A blast of frigid arctic air is expected to bring snow and subzero temperatures as it sweeps across Kentucky on Sunday.
The National Weather Service has issued a winter storm warning for areas of the state near the Ohio River, including much of western Kentucky and the Louisville area.
Meteorologist Christine Wielgos in Paducah said between 2 and 4 inches is expected for most of western Kentucky, with higher totals closer to the Ohio River. Meanwhile, the Louisville area is expected to get up to 5 inches of snow and central and eastern Kentucky could get up to 4 inches.
After the snowfall, temperatures are expected to plummet by Monday morning to 0 or below in much of the state. With the wind chill factored in, it could feel like 30 below.
Wielgos said it has been decades since such frigid temperatures hit the area.
She says that if the temperatures fall as much as predicted on Monday, “it’s definitely record-breaking.”
She said the coldest it has been in Paducah on Jan. 6 is 13 degrees while the coldest temperature recorded in the city was 1 degree in 1985.
Louisville meteorologist Ryan Sharp said such low temperatures weren’t unheard of in Louisville, but they aren’t common.
“It’s been a while since we’ve had temperatures this low,” he said. The last time subzero temperatures were recorded in the city was 2009.
Organizations including churches and the Salvation Army plan to open warming centers in some cities.

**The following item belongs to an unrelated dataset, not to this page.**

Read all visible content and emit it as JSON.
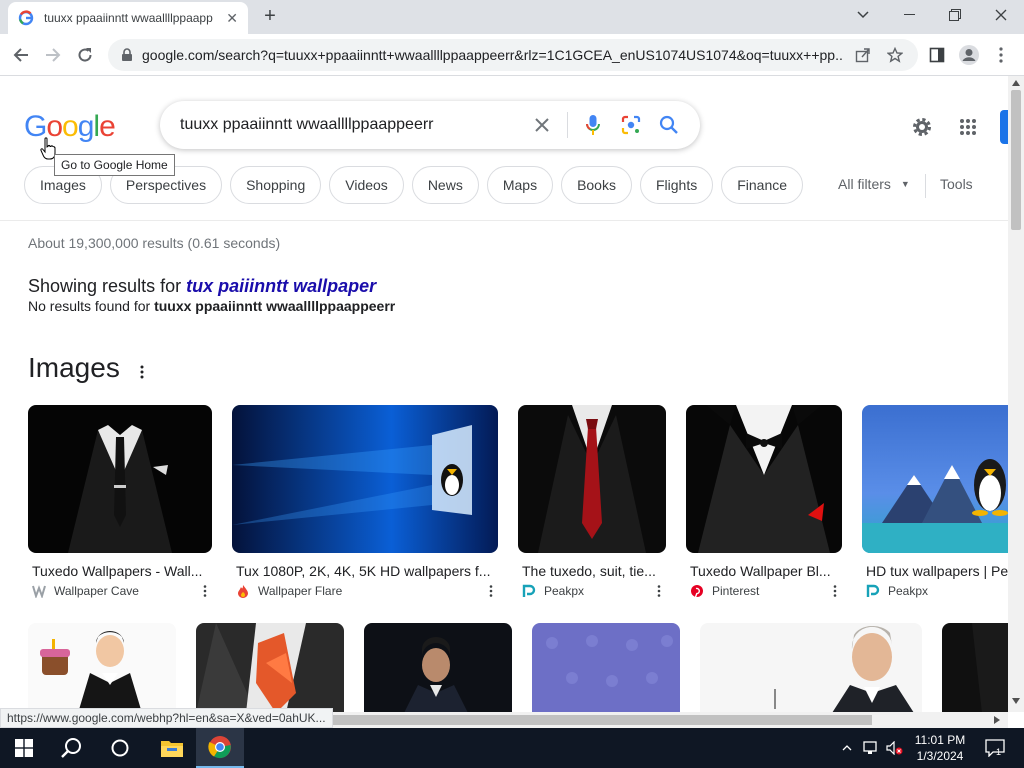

Meanwhile, state agencies have put out notices advising people on how to safely use supplemental heat and how to keep pipes from bursting.
Fire Marshal William Swope says most home-heating fires involve portable heaters and space heaters. He said the items should be kept at least 3 feet away from furniture, walls, curtains or anything that can catch fire and should be turned off while sleeping.
The Kentucky Division of Water also has issued advice to help keep water pipes from bursting. The agency says residents should wrap pipes and run a trickle of water from a cold faucet farthest from the water meter or one that has frozen before. People can also open cabinet doors to let warm air circulate around pipes.
Advisories also were issued to owners of pets and livestock to protect animals from the cold temperatures.